Component data from apps and pages

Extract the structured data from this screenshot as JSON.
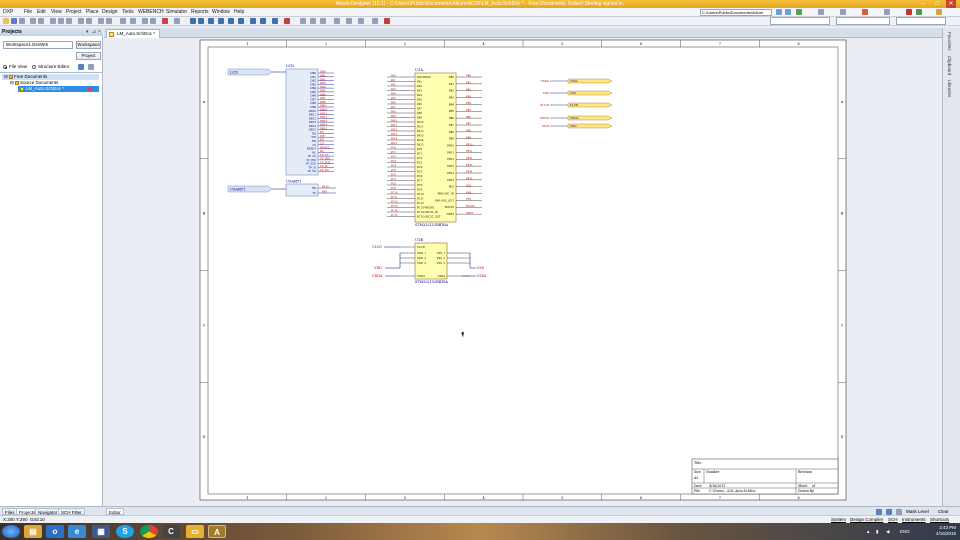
{
  "window": {
    "title": "Altium Designer (15.1) - C:\\Users\\Public\\Documents\\Altium\\AD15\\LM_Auto.SchDoc * - Free Documents. Robert Sterling signed in.",
    "buttons": {
      "minimize": "–",
      "maximize": "□",
      "close": "✕"
    }
  },
  "menu": {
    "items": [
      "DXP",
      "File",
      "Edit",
      "View",
      "Project",
      "Place",
      "Design",
      "Tools",
      "WEBENCH",
      "Simulator",
      "Reports",
      "Window",
      "Help"
    ],
    "path_value": "C:\\Users\\Public\\Documents\\Altium"
  },
  "projects_panel": {
    "title": "Projects",
    "workspace_combo": "Workspace1.DsnWrk",
    "workspace_button": "Workspace",
    "project_button": "Project",
    "view_options": [
      "File View",
      "Structure Editor"
    ],
    "selected_view": "File View",
    "tree": [
      {
        "label": "Free Documents",
        "level": 0,
        "state": "highlight"
      },
      {
        "label": "Source Documents",
        "level": 1,
        "state": "normal"
      },
      {
        "label": "LM_Auto.SchDoc *",
        "level": 2,
        "state": "selected"
      }
    ]
  },
  "doc_tab": {
    "label": "LM_Auto.SchDoc *"
  },
  "sheet": {
    "column_labels": [
      "1",
      "2",
      "3",
      "4",
      "5",
      "6",
      "7",
      "8"
    ],
    "row_labels": [
      "A",
      "B",
      "C",
      "D"
    ],
    "title_block": {
      "title_label": "Title",
      "size_label": "Size",
      "size_value": "A3",
      "number_label": "Number",
      "revision_label": "Revision",
      "date_label": "Date",
      "date_value": "4/16/2015",
      "sheet_label": "Sheet",
      "sheet_value": "of",
      "file_label": "File",
      "file_value": "C:\\Users\\...\\LM_Auto.SchDoc",
      "drawn_label": "Drawn By"
    }
  },
  "schematic": {
    "port_lcd": "LCD",
    "port_usart": "USART1",
    "lcd_block": {
      "title": "LCD",
      "pins": [
        "DB0",
        "DB1",
        "DB2",
        "DB3",
        "DB4",
        "DB5",
        "DB6",
        "DB7",
        "DB8",
        "DB9",
        "DB10",
        "DB11",
        "DB12",
        "DB13",
        "DB14",
        "DB15",
        "RS",
        "WR",
        "RD",
        "CS",
        "RESET",
        "BL",
        "TP_CS",
        "TP_IRQ",
        "TP_SCK",
        "TP_SI",
        "TP_SO"
      ]
    },
    "usart_block": {
      "title": "USART1",
      "pins": [
        "RX",
        "TX"
      ]
    },
    "mcu": {
      "designator": "U1A",
      "part": "STM32L152RBT6A",
      "left_pins": [
        "PA0-WKUP",
        "PA1",
        "PA2",
        "PA3",
        "PA4",
        "PA5",
        "PA6",
        "PA7",
        "PA8",
        "PA9",
        "PA10",
        "PA11",
        "PA12",
        "PA13",
        "PA14",
        "PA15",
        "PC0",
        "PC1",
        "PC2",
        "PC3",
        "PC4",
        "PC5",
        "PC6",
        "PC7",
        "PC8",
        "PC9",
        "PC10",
        "PC11",
        "PC12",
        "PC13-WKUP2",
        "PC14-OSC32_IN",
        "PC15-OSC32_OUT"
      ],
      "right_pins": [
        "PB0",
        "PB1",
        "PB2",
        "PB3",
        "PB4",
        "PB5",
        "PB6",
        "PB7",
        "PB8",
        "PB9",
        "PB10",
        "PB11",
        "PB12",
        "PB13",
        "PB14",
        "PB15",
        "PD2",
        "PH0-OSC_IN",
        "PH1-OSC_OUT",
        "BOOT0",
        "NRST"
      ]
    },
    "power_part": {
      "designator": "U1B",
      "part": "STM32L152RBT6A",
      "left_pins": [
        "VLCD",
        "VDD_1",
        "VDD_2",
        "VDD_3",
        "VDDA"
      ],
      "right_pins": [
        "VSS_1",
        "VSS_2",
        "VSS_3",
        "VSSA"
      ],
      "nets_left": [
        "VLCD",
        "VDD",
        "VDDA"
      ],
      "nets_right": [
        "VSS",
        "VSSA"
      ]
    },
    "net_labels_right": [
      {
        "left": "VSSA",
        "right": "VSSA"
      },
      {
        "left": "VSS",
        "right": "VSS"
      },
      {
        "left": "VLCD",
        "right": "VLCD"
      },
      {
        "left": "VDDA",
        "right": "VDDA"
      },
      {
        "left": "VDD",
        "right": "VDD"
      }
    ]
  },
  "right_strip": {
    "tabs": [
      "Favorites",
      "Clipboard",
      "Libraries"
    ]
  },
  "bottom_tabs": [
    "Files",
    "Projects",
    "Navigator",
    "SCH Filter"
  ],
  "active_bottom_tab": "Projects",
  "editor_tab": "Editor",
  "status": {
    "coords": "X:200 Y:290",
    "grid": "Grid:10",
    "right_items": [
      "System",
      "Design Compiler",
      "SCH",
      "Instruments",
      "Shortcuts"
    ],
    "mask": "Mask Level",
    "clear": "Clear"
  },
  "taskbar": {
    "apps": [
      "start-orb",
      "explorer",
      "outlook",
      "media",
      "skype",
      "chrome",
      "c",
      "notes",
      "altium"
    ],
    "active_app": "altium",
    "tray_lang": "ENG",
    "time": "3:43 PM",
    "date": "4/16/2015"
  },
  "colors": {
    "title_bar": "#f4c13b",
    "component_fill": "#ffffb0",
    "wire": "#000080",
    "net_red": "#c00000",
    "selection": "#2f8de4"
  }
}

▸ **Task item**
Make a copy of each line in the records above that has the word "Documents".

▸ **Answer space**
    "title": "Altium Designer (15.1) - C:\\Users\\Public\\Documents\\Altium\\AD15\\LM_Auto.SchDoc * - Free Documents. Robert Sterling signed in.",
    "path_value": "C:\\Users\\Public\\Documents\\Altium"
        "label": "Free Documents",
        "label": "Source Documents",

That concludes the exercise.